Gesualdo: Death for Five Voices

I find Herzog’s documentaries most interesting when there’s a particularly intense friction between the subject matter and the liberties of his approach (mixing the staged and scripted with the captured; feeding lines or “guiding” interviewees), Grizzly Man, Into the Abyss, and Gesualdo: Death for Five Voices being the strongest examples. Herzog’s shies away neither from counterpoints that disrupt his theses, nor the ways in which a camera brings the performer out of a subject, so the narrativity of reality becomes subject as much as one man’s delusions about nature, the horrors of state execution, or the eccentricities and crimes of an Italian composer. This is precisely as “irresponsible” as it sounds by journalistic standards, and why his best work is so provocative: the truth standards of the documentary never look so feeble, nay duplicitous, as they do under this light.

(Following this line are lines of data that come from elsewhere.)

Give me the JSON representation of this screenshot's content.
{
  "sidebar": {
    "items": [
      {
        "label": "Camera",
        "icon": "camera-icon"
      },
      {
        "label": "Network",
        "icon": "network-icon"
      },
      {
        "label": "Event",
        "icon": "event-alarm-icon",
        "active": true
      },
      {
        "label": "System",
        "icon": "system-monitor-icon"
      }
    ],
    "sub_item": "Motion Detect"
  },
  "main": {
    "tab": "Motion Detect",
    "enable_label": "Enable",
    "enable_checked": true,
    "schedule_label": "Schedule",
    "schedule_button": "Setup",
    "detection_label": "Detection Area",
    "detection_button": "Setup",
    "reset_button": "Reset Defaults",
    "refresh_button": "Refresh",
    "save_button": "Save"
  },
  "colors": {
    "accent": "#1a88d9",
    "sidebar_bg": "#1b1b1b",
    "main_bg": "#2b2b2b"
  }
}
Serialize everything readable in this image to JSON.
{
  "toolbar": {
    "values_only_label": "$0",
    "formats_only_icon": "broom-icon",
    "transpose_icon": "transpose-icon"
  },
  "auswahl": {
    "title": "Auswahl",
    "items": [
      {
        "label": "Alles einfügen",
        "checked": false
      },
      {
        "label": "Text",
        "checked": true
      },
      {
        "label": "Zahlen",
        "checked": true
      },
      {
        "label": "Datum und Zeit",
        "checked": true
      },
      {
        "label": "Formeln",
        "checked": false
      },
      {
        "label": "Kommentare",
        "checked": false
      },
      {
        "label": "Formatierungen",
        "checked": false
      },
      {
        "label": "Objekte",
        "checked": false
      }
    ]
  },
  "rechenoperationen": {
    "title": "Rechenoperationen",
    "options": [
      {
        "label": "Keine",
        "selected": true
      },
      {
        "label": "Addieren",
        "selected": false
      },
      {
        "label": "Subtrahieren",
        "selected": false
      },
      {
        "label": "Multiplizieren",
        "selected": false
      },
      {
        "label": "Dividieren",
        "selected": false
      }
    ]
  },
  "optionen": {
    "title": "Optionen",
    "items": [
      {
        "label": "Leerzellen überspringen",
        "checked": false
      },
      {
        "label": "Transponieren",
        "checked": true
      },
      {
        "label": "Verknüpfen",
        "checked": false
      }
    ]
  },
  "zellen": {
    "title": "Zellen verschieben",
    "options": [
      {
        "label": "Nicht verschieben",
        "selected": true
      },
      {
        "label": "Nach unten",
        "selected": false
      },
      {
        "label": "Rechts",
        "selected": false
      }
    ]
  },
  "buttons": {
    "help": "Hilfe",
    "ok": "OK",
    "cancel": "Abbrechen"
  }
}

Not only must you have an angle when approaching a subject to film — neutrality itself being an angle — but you will be competing and sharing, always, with other angles. Ecstatic truth may not be much of a doctrine, as the truth it promises usually fails to resolve, but at his most engaged Herzog poses a legitimate challenge to the documentary form. This is his most playful, Herzog and interviewees inventing alike; the mythic stature of Carlo Gesualdo reverberates with the director’s manipulation of of the subject matter. The gesticulations of the singers: has music as possession, of performer by composer, ever been expressed so powerfully? It’s a film on possession, of the present by the past, of imagination by reputation and myth, of genius by madness, and of the filmmaker by their subject.